My first morning in New Orleans I rolled into ACME company for a oyster po boy for breakfast. Oysters for breakfast sound a little odd? They are surprisingly good fried with toast, and family tradition for the morning of Christmas eve. I figured the po boy was a pretty good substitute.
Though ACME suffers from attention thieving (huge) TVs, I still managed to carry on a conversation at the bar. There seems to be a lot of people wanting to unleash vigilante justice on the arsons in California. The first thing people say when they find out I’m from San Diego is explain what they think should be done to the arsons, usually involving a can of gas.
I spent my first day visiting my haunts from before the hurricane. Found my favorite cafÃ©, served by a steam punk looking fellow with one sideburn. I sat in the sun and eavesdropped on the random conversations. “Do you want a certain praline? Some people like to pick. Like lobster.” The eccentricity I love still seems to be here.
Thick whiskers of staples and paper turned to plaster coat the utility poles of well used neighborhoods, and the sidewalks are well used. Other parts seemed to be in good condition, but lifeless. Some streets seemed to almost entirely be for sale or rent as condos, and completely shuttered.
A particularly harsh lapsang tea slowly grows on me as hobos discuss the regionalism of carbonated beverage names (pop, soda, and coke). Two others sit down with a roast chicken and start tearing into it. “Now that’s a pretty bird”. They offer to share the chicken with strangers, and a couple take them up on it. Pidgins pick at the bones of their discarded distant cousin as I enjoy the street musicians.

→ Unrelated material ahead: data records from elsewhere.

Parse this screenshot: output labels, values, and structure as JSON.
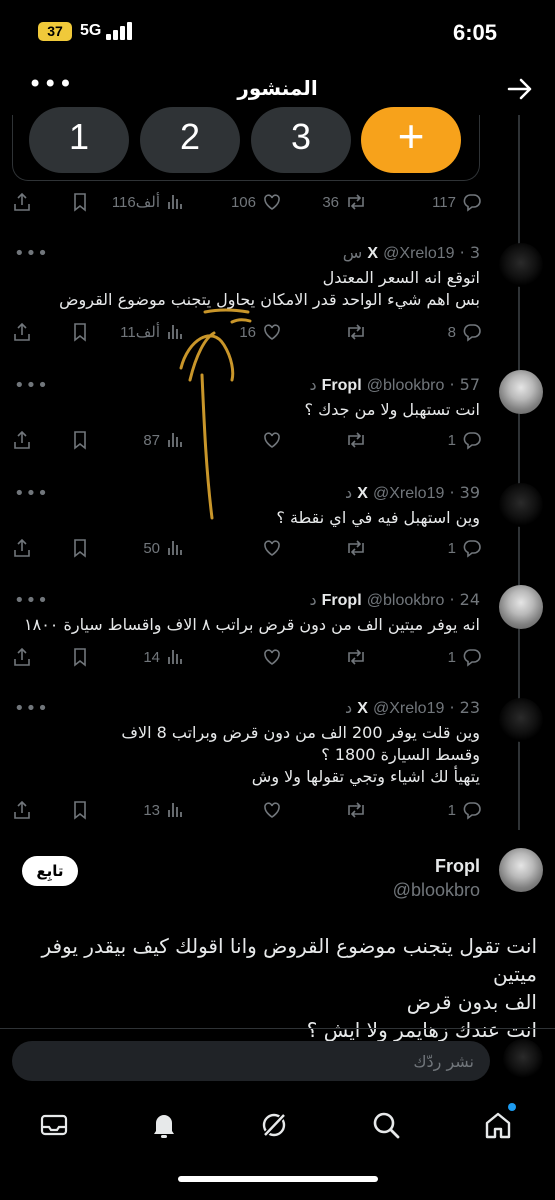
{
  "status_bar": {
    "time": "6:05",
    "battery": "37",
    "network": "5G"
  },
  "header": {
    "title": "المنشور",
    "more": "•••"
  },
  "poll": {
    "options": [
      "1",
      "2",
      "3",
      "+"
    ]
  },
  "top_actions": {
    "replies": "117",
    "reposts": "36",
    "likes": "106",
    "views": "116ألف"
  },
  "tweets": [
    {
      "name": "X",
      "handle": "@Xrelo19",
      "time": "· 3 س",
      "avatar": "x",
      "lines": [
        "اتوقع انه السعر المعتدل",
        "بس اهم شيء الواحد قدر الامكان يحاول يتجنب موضوع القروض"
      ],
      "replies": "8",
      "reposts": "",
      "likes": "16",
      "views": "11ألف"
    },
    {
      "name": "Fropl",
      "handle": "@blookbro",
      "time": "· 57 د",
      "avatar": "f",
      "lines": [
        "انت تستهبل ولا من جدك ؟"
      ],
      "replies": "1",
      "reposts": "",
      "likes": "",
      "views": "87"
    },
    {
      "name": "X",
      "handle": "@Xrelo19",
      "time": "· 39 د",
      "avatar": "x",
      "lines": [
        "وين استهبل فيه في اي نقطة ؟"
      ],
      "replies": "1",
      "reposts": "",
      "likes": "",
      "views": "50"
    },
    {
      "name": "Fropl",
      "handle": "@blookbro",
      "time": "· 24 د",
      "avatar": "f",
      "lines": [
        "انه يوفر ميتين الف من دون قرض براتب ٨ الاف واقساط سيارة ١٨٠٠"
      ],
      "replies": "1",
      "reposts": "",
      "likes": "",
      "views": "14"
    },
    {
      "name": "X",
      "handle": "@Xrelo19",
      "time": "· 23 د",
      "avatar": "x",
      "lines": [
        "وين قلت يوفر 200 الف من دون قرض وبراتب 8 الاف",
        "وقسط السيارة 1800 ؟",
        "يتهيأ لك اشياء وتجي تقولها ولا وش"
      ],
      "replies": "1",
      "reposts": "",
      "likes": "",
      "views": "13"
    }
  ],
  "focused": {
    "name": "Fropl",
    "handle": "@blookbro",
    "follow_label": "تابِع",
    "lines": [
      "انت تقول يتجنب موضوع القروض وانا اقولك كيف بيقدر يوفر ميتين",
      "الف بدون قرض",
      "انت عندك زهايمر ولا ايش ؟"
    ]
  },
  "reply": {
    "placeholder": "نشر ردّك"
  },
  "colors": {
    "background": "#000000",
    "accent": "#1d9bf0",
    "poll_add": "#f7a21b",
    "annotation": "#c9962a",
    "muted": "#71767b"
  }
}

New Orleans seems to live for contradictions. One of the most local bars I’ve been to is a across the street from Jimmy Buffets Margaritaville. Sazerac, Ã©touffÃ©e, and raw oysters share menus with margaritas, hot wings, and assorted suburban refugee entrees. Just when you think the town has been Disney-fied, something unique and authentic pushes that thought from your mind. I hope the Crescent City continues to rebuild, while keeping a hold on its roots.